It is not clear what makes a guru. Some academics consider genius to come from innate talents, that some people’s brains are just wired differently. At the other end of the spectrum are those who say it takes roughly 10,000 hours of practise to achieve mastery in a field. I think you need both.

If you are naturally good at some-thing, you are more likely to enjoy it and spend hours practising your craft. Either way, in every field we see people who are outliers, pos-sessing extraordinary skill and in-sight. Fund managers are no differ-ent.

Why do they leave?

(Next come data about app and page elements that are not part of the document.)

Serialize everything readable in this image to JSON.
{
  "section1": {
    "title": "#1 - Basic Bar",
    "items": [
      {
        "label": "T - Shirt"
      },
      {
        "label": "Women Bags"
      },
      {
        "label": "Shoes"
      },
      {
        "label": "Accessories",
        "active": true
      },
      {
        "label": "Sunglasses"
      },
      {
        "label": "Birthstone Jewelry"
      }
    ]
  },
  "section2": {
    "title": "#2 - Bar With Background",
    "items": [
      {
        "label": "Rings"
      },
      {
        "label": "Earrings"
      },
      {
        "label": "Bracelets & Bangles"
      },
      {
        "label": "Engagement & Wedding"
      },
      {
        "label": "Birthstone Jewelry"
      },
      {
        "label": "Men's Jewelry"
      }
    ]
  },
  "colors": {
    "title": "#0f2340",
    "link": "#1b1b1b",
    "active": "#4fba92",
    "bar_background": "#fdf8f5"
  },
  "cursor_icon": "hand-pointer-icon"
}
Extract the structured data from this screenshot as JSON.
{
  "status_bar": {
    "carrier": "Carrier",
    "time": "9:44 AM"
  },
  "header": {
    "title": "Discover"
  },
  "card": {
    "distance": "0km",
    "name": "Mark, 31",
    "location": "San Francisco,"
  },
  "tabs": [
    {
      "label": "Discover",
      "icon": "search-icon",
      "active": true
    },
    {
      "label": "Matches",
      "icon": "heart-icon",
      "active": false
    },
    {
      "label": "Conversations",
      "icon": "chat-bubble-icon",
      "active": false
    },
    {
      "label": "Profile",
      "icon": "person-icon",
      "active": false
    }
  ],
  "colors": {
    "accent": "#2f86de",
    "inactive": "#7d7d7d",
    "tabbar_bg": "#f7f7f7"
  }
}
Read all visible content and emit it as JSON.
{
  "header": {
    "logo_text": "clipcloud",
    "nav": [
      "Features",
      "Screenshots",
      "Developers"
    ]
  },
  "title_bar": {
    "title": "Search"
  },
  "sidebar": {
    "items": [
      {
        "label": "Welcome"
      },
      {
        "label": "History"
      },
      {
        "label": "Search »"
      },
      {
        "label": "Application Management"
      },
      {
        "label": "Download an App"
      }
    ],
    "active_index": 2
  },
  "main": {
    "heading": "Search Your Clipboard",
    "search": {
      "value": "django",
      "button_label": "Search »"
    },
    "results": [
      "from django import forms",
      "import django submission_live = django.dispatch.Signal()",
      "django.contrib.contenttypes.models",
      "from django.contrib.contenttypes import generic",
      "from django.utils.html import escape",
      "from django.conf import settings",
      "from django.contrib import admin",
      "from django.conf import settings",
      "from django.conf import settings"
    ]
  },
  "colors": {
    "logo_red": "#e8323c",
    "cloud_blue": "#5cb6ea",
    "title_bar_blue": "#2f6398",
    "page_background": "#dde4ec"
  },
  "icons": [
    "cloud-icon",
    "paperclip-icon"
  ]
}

Morningstar found fund managers have an average tenure of 4.5 years. That seems frightfully short. I feel fund stars on average stay longer, as they recognise the value the firm, culture and tools bring. But they can and do leave. There are many potential reasons: Frus-tration by a feeling of carrying oth-ers, a greater share of the econom-ics than a firm is willing to give, a name on the door, a smaller fund to replicate success of earlier years, less distraction or less politics. Every once in a while they are pushed out – they can become a real burden, hold the business hos-tage and ultimately need to go.

So what should you do?

It is not obvious whether pension funds should stay with the firm or follow the gurus. You have to ask the question, why did you first in-vest? What was the strategic ra-tionale? Is it the underlying securi-ty, in which case you may still have the assets, or is it more the man-ager’s individual selection skill? It is also critical to understand how liquid and secure the assets are.

Is there an early warning system?

One successful approach is to iden-tify and communicate from the outset where there is a key person dependency. In our ‘Red Radar’ system one of the crucial flags is ‘Key Man Risk’. This enables our consultants to warn the client in advance that if this person/team leaves we antici-pate making an immediate recom-mendation to liquidate and ensur-ing they invest knowing they have the governance in place to do this.

We have found that on a number of occasions in the past 12-18 months that having identified this depend-ency clearly from the outset, clients are able to move quickly.

Is it best to simply avoid a guru?

In some cases that is true, but it would be too convenient to say you should never have invested with a star. Most fundamental strategies will have exposure to key people risk. The best we can advise is to know that and prepare for the worst before investing.